For Michelle’s pen-penultimate day in Xiamen, we had a big ol’ Chinese-o-rama. Jenny was “sick” and stayed home with Michelle, they visited the big local temple and had lunch with the monks, which was apparently a really great experience. Michelle had a signature chop carved for her boyfriend, Otto. It read 奥特 (Aote, the e is pronounced like “uh”), which is kind of meaningless. That first character 奥 appears in a lot of foreign words, like Oreo, Australia, and Aomen (Macau). It has a vague meaning kind of like “mystery”. 特 means “special”. This is the problem with foreign words in Chinese: Chinese people don’t regard them as meaning anything, but you can look up the characters in a dictionary and give yourself a pretend meaning. Like “Mystery Special.” My name is 保罗 (Baoluo), which we can pretend means “Defend Talkative.”
That night we ate at what is fast becoming my second-favorite restaurant in town, Revolution. On the one hand, they serve pretty straightforward “Northeast” style food, which is close to “Chinese” food in the U.S. But Revolution is done up in Maoist kitsch. The staff are all twentysomething kids who wear Mao hats and shoulder bags and shout slogans about comadreship. The place is decorated with old Communist propaganda, and they play stirring anthems. It is insanely popular. They have five branches in town and they are always packed. I think Maoist nostalgia is like 50s nostalgia in North America. So Revolution is Xiamen’s version of Jack Rabbit Slim’s.

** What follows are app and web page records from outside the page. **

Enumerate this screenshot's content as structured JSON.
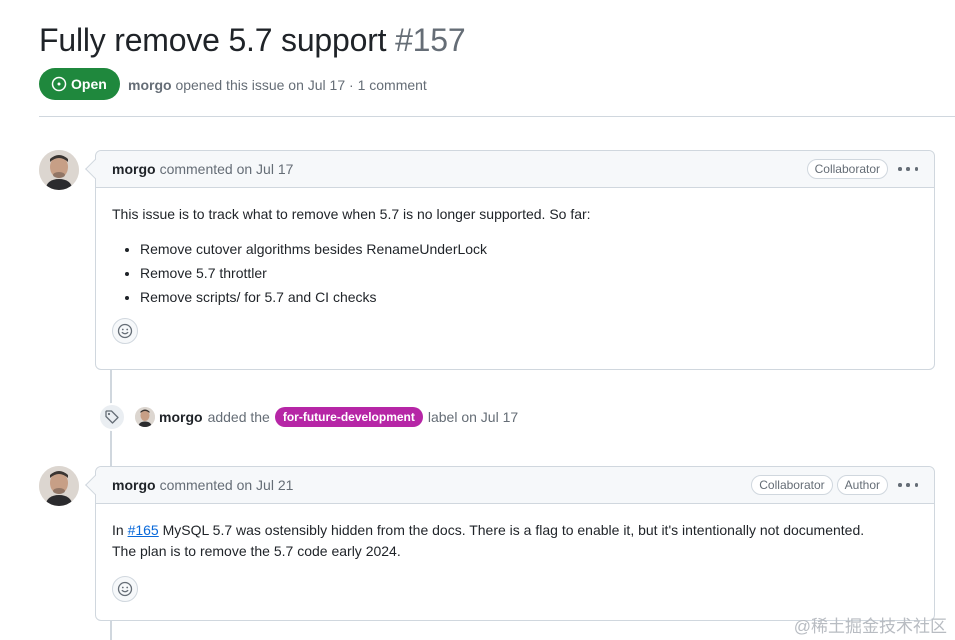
{
  "issue": {
    "title": "Fully remove 5.7 support",
    "number": "#157",
    "state": "Open",
    "author": "morgo",
    "meta_text": "opened this issue on Jul 17 · 1 comment"
  },
  "comments": [
    {
      "author": "morgo",
      "date_text": "commented on Jul 17",
      "badges": [
        "Collaborator"
      ],
      "intro": "This issue is to track what to remove when 5.7 is no longer supported. So far:",
      "items": [
        "Remove cutover algorithms besides RenameUnderLock",
        "Remove 5.7 throttler",
        "Remove scripts/ for 5.7 and CI checks"
      ]
    },
    {
      "author": "morgo",
      "date_text": "commented on Jul 21",
      "badges": [
        "Collaborator",
        "Author"
      ],
      "prefix": "In ",
      "link": "#165",
      "line1_rest": " MySQL 5.7 was ostensibly hidden from the docs. There is a flag to enable it, but it's intentionally not documented.",
      "line2": "The plan is to remove the 5.7 code early 2024."
    }
  ],
  "event": {
    "actor": "morgo",
    "action": "added the",
    "label": "for-future-development",
    "suffix": "label on Jul 17",
    "label_color": "#b626a6"
  },
  "watermark": "@稀土掘金技术社区",
  "colors": {
    "open_green": "#1f883d",
    "link_blue": "#0969da"
  }
}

After that we stopped at a ceramics gallery Jenny and I noticed some while ago, to buy some you-wouldn’t-believe-how-inexpensive decorations for the apartment. Of course, you can’t just buy some ceramics and walk out...please, sit, have some tea. Sit here, at the antique millstone we’ve remade into a tea table. The tea is pu er cha, fancy black tea from Yunnan. Hard to get in Xiamen. It will take at least half an hour to drink, because the first three flushes are no good. That’s why we pour them onto the table. And the next three flushes are still not that good, but you can drink it anyway. And where do you live? Do you come from America? Do you have children? What are your jobs? Do you like it here? Where is your sister from? Does she have children? What is her job? Have you met my daughter? She’s five years old. Isn’t she cute?
This also happens when we go to the vet’s office.